Tonight we do service, taking the day as a convocation to that which led us out of bondage. We are meant to know and to understand that it is a service that we do, and not a celebration, although in the common meaning that is what we are told it is. We know this because it is written:
And it shall come to pass, when ye be come to the land which the LORD will give you, according as He hath promised, that ye shall keep this service.
The story of Passover is one which always has had special resonance to Americans, both Jewish and not. There is a reason why that most American of icons, the late Charlton Heston, portrays him in the universally known film. How could the story of a people coming out of bondage to an autocratic king, into a new land (which the people would cleanse of its prior inhabitants, while making heavenly excuses for their behavior), finally their own free nation, yet with a new and heavy obligation to live their new lives in accord with a higher purpose not resonate in the American psyche?
It is because of this that the service performed at Passover has such meaning. Because the sin that had to be committed to give us this gift, this opportunity to live in prosperity and freedom, is not a secret to us. It is spoken of by the prophet Isaiah:
Yet He also is wise, and bringeth evil, and doth not call back His words; but will arise against the house of the evil-doers, and against the help of them that work iniquity.
The age-old question of why God allows for bad things to happen to good people has long been answered: God brings the evil intentionally but with wisdom, placing in the souls of humanity the opportunity to redeem themselves against it. As Isaiah says, “He will deliver it as He protecteth it, He will rescue it as He passeth over.”
It is understood by all, Jew and gentile, the believers and the non-believers, that it took great sin, horrific evil, to bring us here. The purpose of the Passover is to remind us to give service to that wrong, to redeem it, and the sacrifice of those who were killed to grant us the freedom we have and enjoy, the opportunity to do good which they are denied.
What Isaiah is telling us that we are obligated to be the ones we have been waiting for.
I say this not to suggest that Isaiah endorses the candidacy of Barack Obama, or that there are religious implications to any of this at all (although it is a credit to the time Obama spent in the pew that he understands the basic calling placed upon Israel by God). I say this because the service of Passover is upon us, and rarely has its import to all Americans been more clear. Today, the great sins that are upon us are not mostly in our past. Today, the sins of torture, of war, of poverty, of the profanement of the land, of disobedience of the law, and of the obligation placed upon us as free people are terrifyingly immediate.
The service of Passover reminds us that it matters not that we were not ever the slaves who gained freedom. It reminds us that but not for the sins committed to free us, we would be slaves. And that we must give thanks for that, but also that we must honor that through our actions.
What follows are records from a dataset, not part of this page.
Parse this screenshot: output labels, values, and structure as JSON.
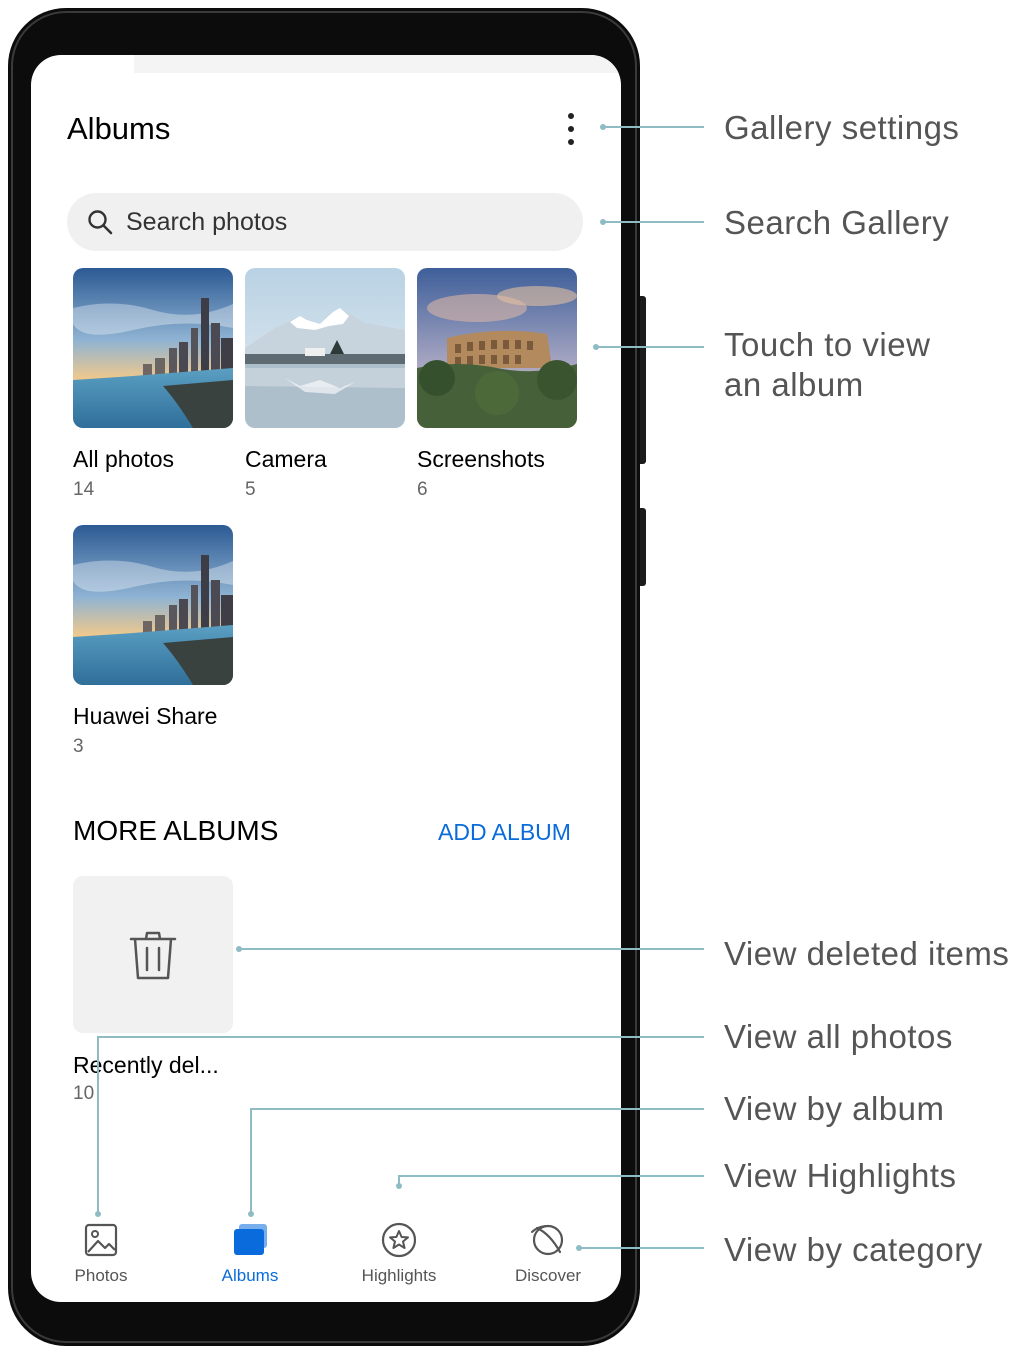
{
  "header": {
    "title": "Albums",
    "menu_icon": "more-vertical-icon"
  },
  "search": {
    "placeholder": "Search photos",
    "icon": "search-icon"
  },
  "albums": [
    {
      "name": "All photos",
      "count": "14",
      "thumbnail": "city-skyline"
    },
    {
      "name": "Camera",
      "count": "5",
      "thumbnail": "snowy-mountain-lake"
    },
    {
      "name": "Screenshots",
      "count": "6",
      "thumbnail": "colosseum"
    },
    {
      "name": "Huawei Share",
      "count": "3",
      "thumbnail": "city-skyline"
    }
  ],
  "more_albums": {
    "title": "MORE ALBUMS",
    "add_label": "ADD ALBUM",
    "items": [
      {
        "name": "Recently del...",
        "count": "10",
        "icon": "trash-icon"
      }
    ]
  },
  "bottom_nav": [
    {
      "label": "Photos",
      "icon": "image-icon",
      "active": false
    },
    {
      "label": "Albums",
      "icon": "albums-icon",
      "active": true
    },
    {
      "label": "Highlights",
      "icon": "star-badge-icon",
      "active": false
    },
    {
      "label": "Discover",
      "icon": "planet-icon",
      "active": false
    }
  ],
  "callouts": {
    "gallery_settings": "Gallery settings",
    "search_gallery": "Search Gallery",
    "touch_album_line1": "Touch to view",
    "touch_album_line2": "an album",
    "view_deleted": "View deleted items",
    "view_all_photos": "View all photos",
    "view_by_album": "View by album",
    "view_highlights": "View Highlights",
    "view_by_category": "View by category"
  },
  "colors": {
    "accent": "#0a6cdc",
    "callout_line": "#8fbcc4",
    "frame": "#0c0c0c"
  }
}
I am grateful to be free. I treasure that freedom, for it is a treasure. I honor the sacrifice and the sin which was required to allow me to be here, where I am, a free man. Tonight is not different from other nights, in that respect: each and every night, I am so fortunate to eat and drink and be free. But I give service to the fact that others are not; not my ancestors, not the dead whose progeny no longer walk the earth, not those hemmed in by barbed wire in the land of Abraham, nor those imprisoned by our armies in the land where Abraham was born. But tonight, I will reaffirm my service to the wrongs which have brought me to this moment.
I will again vow to do my part to redeem that sin.